## Aim of the exercise:
Write the entries below out again exactly, but skip the pictures.

## Working data:
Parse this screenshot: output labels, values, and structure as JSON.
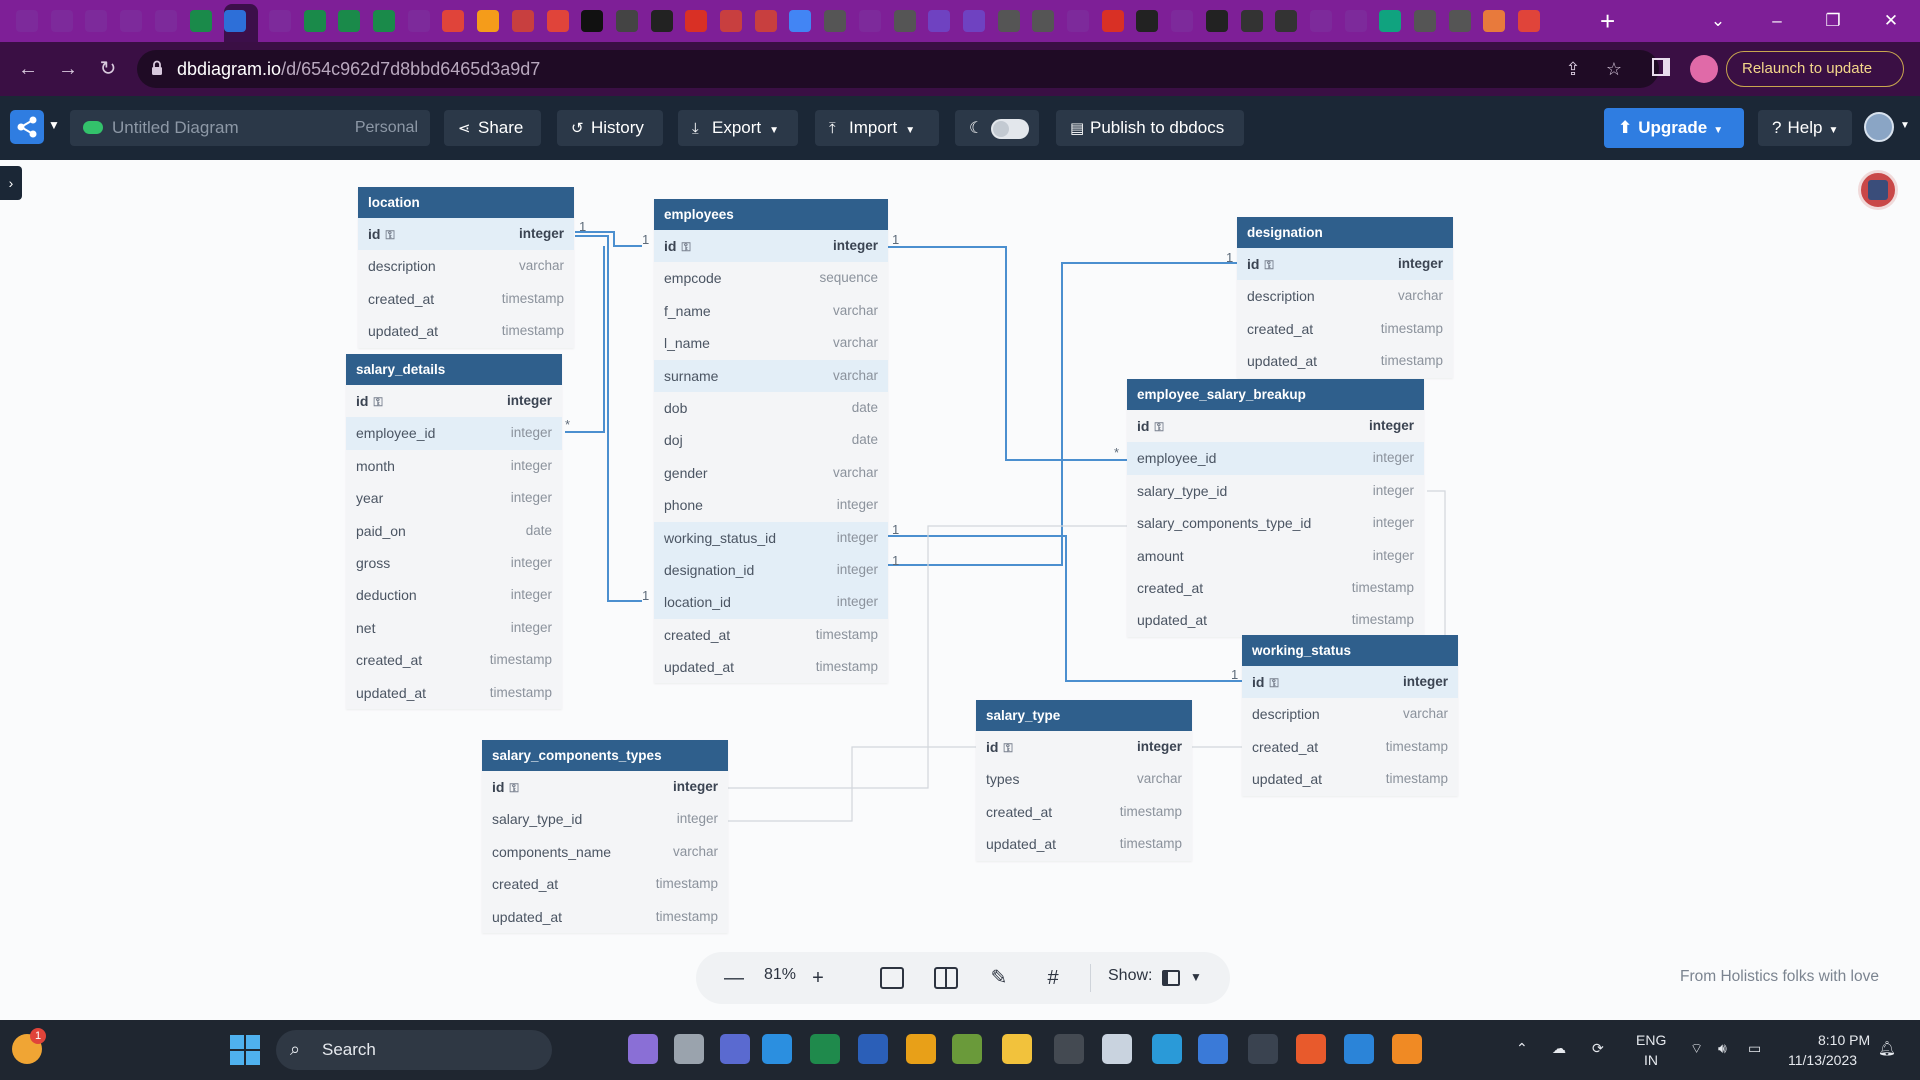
{
  "browser": {
    "url_host": "dbdiagram.io",
    "url_path": "/d/654c962d7d8bbd6465d3a9d7",
    "relaunch_label": "Relaunch to update",
    "new_tab_symbol": "+"
  },
  "toolbar": {
    "diagram_title": "Untitled Diagram",
    "diagram_scope": "Personal",
    "share_label": "Share",
    "history_label": "History",
    "export_label": "Export",
    "import_label": "Import",
    "publish_label": "Publish to dbdocs",
    "upgrade_label": "Upgrade",
    "help_label": "Help"
  },
  "tables": [
    {
      "name": "location",
      "fields": [
        {
          "name": "id",
          "type": "integer",
          "pk": true
        },
        {
          "name": "description",
          "type": "varchar"
        },
        {
          "name": "created_at",
          "type": "timestamp"
        },
        {
          "name": "updated_at",
          "type": "timestamp"
        }
      ]
    },
    {
      "name": "employees",
      "fields": [
        {
          "name": "id",
          "type": "integer",
          "pk": true
        },
        {
          "name": "empcode",
          "type": "sequence"
        },
        {
          "name": "f_name",
          "type": "varchar"
        },
        {
          "name": "l_name",
          "type": "varchar"
        },
        {
          "name": "surname",
          "type": "varchar"
        },
        {
          "name": "dob",
          "type": "date"
        },
        {
          "name": "doj",
          "type": "date"
        },
        {
          "name": "gender",
          "type": "varchar"
        },
        {
          "name": "phone",
          "type": "integer"
        },
        {
          "name": "working_status_id",
          "type": "integer"
        },
        {
          "name": "designation_id",
          "type": "integer"
        },
        {
          "name": "location_id",
          "type": "integer"
        },
        {
          "name": "created_at",
          "type": "timestamp"
        },
        {
          "name": "updated_at",
          "type": "timestamp"
        }
      ]
    },
    {
      "name": "designation",
      "fields": [
        {
          "name": "id",
          "type": "integer",
          "pk": true
        },
        {
          "name": "description",
          "type": "varchar"
        },
        {
          "name": "created_at",
          "type": "timestamp"
        },
        {
          "name": "updated_at",
          "type": "timestamp"
        }
      ]
    },
    {
      "name": "salary_details",
      "fields": [
        {
          "name": "id",
          "type": "integer",
          "pk": true
        },
        {
          "name": "employee_id",
          "type": "integer"
        },
        {
          "name": "month",
          "type": "integer"
        },
        {
          "name": "year",
          "type": "integer"
        },
        {
          "name": "paid_on",
          "type": "date"
        },
        {
          "name": "gross",
          "type": "integer"
        },
        {
          "name": "deduction",
          "type": "integer"
        },
        {
          "name": "net",
          "type": "integer"
        },
        {
          "name": "created_at",
          "type": "timestamp"
        },
        {
          "name": "updated_at",
          "type": "timestamp"
        }
      ]
    },
    {
      "name": "employee_salary_breakup",
      "fields": [
        {
          "name": "id",
          "type": "integer",
          "pk": true
        },
        {
          "name": "employee_id",
          "type": "integer"
        },
        {
          "name": "salary_type_id",
          "type": "integer"
        },
        {
          "name": "salary_components_type_id",
          "type": "integer"
        },
        {
          "name": "amount",
          "type": "integer"
        },
        {
          "name": "created_at",
          "type": "timestamp"
        },
        {
          "name": "updated_at",
          "type": "timestamp"
        }
      ]
    },
    {
      "name": "working_status",
      "fields": [
        {
          "name": "id",
          "type": "integer",
          "pk": true
        },
        {
          "name": "description",
          "type": "varchar"
        },
        {
          "name": "created_at",
          "type": "timestamp"
        },
        {
          "name": "updated_at",
          "type": "timestamp"
        }
      ]
    },
    {
      "name": "salary_type",
      "fields": [
        {
          "name": "id",
          "type": "integer",
          "pk": true
        },
        {
          "name": "types",
          "type": "varchar"
        },
        {
          "name": "created_at",
          "type": "timestamp"
        },
        {
          "name": "updated_at",
          "type": "timestamp"
        }
      ]
    },
    {
      "name": "salary_components_types",
      "fields": [
        {
          "name": "id",
          "type": "integer",
          "pk": true
        },
        {
          "name": "salary_type_id",
          "type": "integer"
        },
        {
          "name": "components_name",
          "type": "varchar"
        },
        {
          "name": "created_at",
          "type": "timestamp"
        },
        {
          "name": "updated_at",
          "type": "timestamp"
        }
      ]
    }
  ],
  "relationship_marks": {
    "one": "1",
    "many": "*"
  },
  "zoombar": {
    "zoom_level": "81%",
    "show_label": "Show:"
  },
  "footer": "From Holistics folks with love",
  "taskbar": {
    "search_label": "Search",
    "notification_count": "1",
    "lang_top": "ENG",
    "lang_bottom": "IN",
    "time": "8:10 PM",
    "date": "11/13/2023"
  },
  "colors": {
    "tab_strip": "#7e1f97",
    "address_bar": "#3a0f44",
    "app_toolbar": "#1b2736",
    "table_header": "#2f5f8c",
    "upgrade": "#2f7de1",
    "connector": "#4b8fcf"
  }
}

## Written response:
Parse this screenshot: output labels, values, and structure as JSON.
{
  "browser": {
    "url_host": "dbdiagram.io",
    "url_path": "/d/654c962d7d8bbd6465d3a9d7",
    "relaunch_label": "Relaunch to update",
    "new_tab_symbol": "+"
  },
  "toolbar": {
    "diagram_title": "Untitled Diagram",
    "diagram_scope": "Personal",
    "share_label": "Share",
    "history_label": "History",
    "export_label": "Export",
    "import_label": "Import",
    "publish_label": "Publish to dbdocs",
    "upgrade_label": "Upgrade",
    "help_label": "Help"
  },
  "tables": [
    {
      "name": "location",
      "fields": [
        {
          "name": "id",
          "type": "integer",
          "pk": true
        },
        {
          "name": "description",
          "type": "varchar"
        },
        {
          "name": "created_at",
          "type": "timestamp"
        },
        {
          "name": "updated_at",
          "type": "timestamp"
        }
      ]
    },
    {
      "name": "employees",
      "fields": [
        {
          "name": "id",
          "type": "integer",
          "pk": true
        },
        {
          "name": "empcode",
          "type": "sequence"
        },
        {
          "name": "f_name",
          "type": "varchar"
        },
        {
          "name": "l_name",
          "type": "varchar"
        },
        {
          "name": "surname",
          "type": "varchar"
        },
        {
          "name": "dob",
          "type": "date"
        },
        {
          "name": "doj",
          "type": "date"
        },
        {
          "name": "gender",
          "type": "varchar"
        },
        {
          "name": "phone",
          "type": "integer"
        },
        {
          "name": "working_status_id",
          "type": "integer"
        },
        {
          "name": "designation_id",
          "type": "integer"
        },
        {
          "name": "location_id",
          "type": "integer"
        },
        {
          "name": "created_at",
          "type": "timestamp"
        },
        {
          "name": "updated_at",
          "type": "timestamp"
        }
      ]
    },
    {
      "name": "designation",
      "fields": [
        {
          "name": "id",
          "type": "integer",
          "pk": true
        },
        {
          "name": "description",
          "type": "varchar"
        },
        {
          "name": "created_at",
          "type": "timestamp"
        },
        {
          "name": "updated_at",
          "type": "timestamp"
        }
      ]
    },
    {
      "name": "salary_details",
      "fields": [
        {
          "name": "id",
          "type": "integer",
          "pk": true
        },
        {
          "name": "employee_id",
          "type": "integer"
        },
        {
          "name": "month",
          "type": "integer"
        },
        {
          "name": "year",
          "type": "integer"
        },
        {
          "name": "paid_on",
          "type": "date"
        },
        {
          "name": "gross",
          "type": "integer"
        },
        {
          "name": "deduction",
          "type": "integer"
        },
        {
          "name": "net",
          "type": "integer"
        },
        {
          "name": "created_at",
          "type": "timestamp"
        },
        {
          "name": "updated_at",
          "type": "timestamp"
        }
      ]
    },
    {
      "name": "employee_salary_breakup",
      "fields": [
        {
          "name": "id",
          "type": "integer",
          "pk": true
        },
        {
          "name": "employee_id",
          "type": "integer"
        },
        {
          "name": "salary_type_id",
          "type": "integer"
        },
        {
          "name": "salary_components_type_id",
          "type": "integer"
        },
        {
          "name": "amount",
          "type": "integer"
        },
        {
          "name": "created_at",
          "type": "timestamp"
        },
        {
          "name": "updated_at",
          "type": "timestamp"
        }
      ]
    },
    {
      "name": "working_status",
      "fields": [
        {
          "name": "id",
          "type": "integer",
          "pk": true
        },
        {
          "name": "description",
          "type": "varchar"
        },
        {
          "name": "created_at",
          "type": "timestamp"
        },
        {
          "name": "updated_at",
          "type": "timestamp"
        }
      ]
    },
    {
      "name": "salary_type",
      "fields": [
        {
          "name": "id",
          "type": "integer",
          "pk": true
        },
        {
          "name": "types",
          "type": "varchar"
        },
        {
          "name": "created_at",
          "type": "timestamp"
        },
        {
          "name": "updated_at",
          "type": "timestamp"
        }
      ]
    },
    {
      "name": "salary_components_types",
      "fields": [
        {
          "name": "id",
          "type": "integer",
          "pk": true
        },
        {
          "name": "salary_type_id",
          "type": "integer"
        },
        {
          "name": "components_name",
          "type": "varchar"
        },
        {
          "name": "created_at",
          "type": "timestamp"
        },
        {
          "name": "updated_at",
          "type": "timestamp"
        }
      ]
    }
  ],
  "relationship_marks": {
    "one": "1",
    "many": "*"
  },
  "zoombar": {
    "zoom_level": "81%",
    "show_label": "Show:"
  },
  "footer": "From Holistics folks with love",
  "taskbar": {
    "search_label": "Search",
    "notification_count": "1",
    "lang_top": "ENG",
    "lang_bottom": "IN",
    "time": "8:10 PM",
    "date": "11/13/2023"
  },
  "colors": {
    "tab_strip": "#7e1f97",
    "address_bar": "#3a0f44",
    "app_toolbar": "#1b2736",
    "table_header": "#2f5f8c",
    "upgrade": "#2f7de1",
    "connector": "#4b8fcf"
  }
}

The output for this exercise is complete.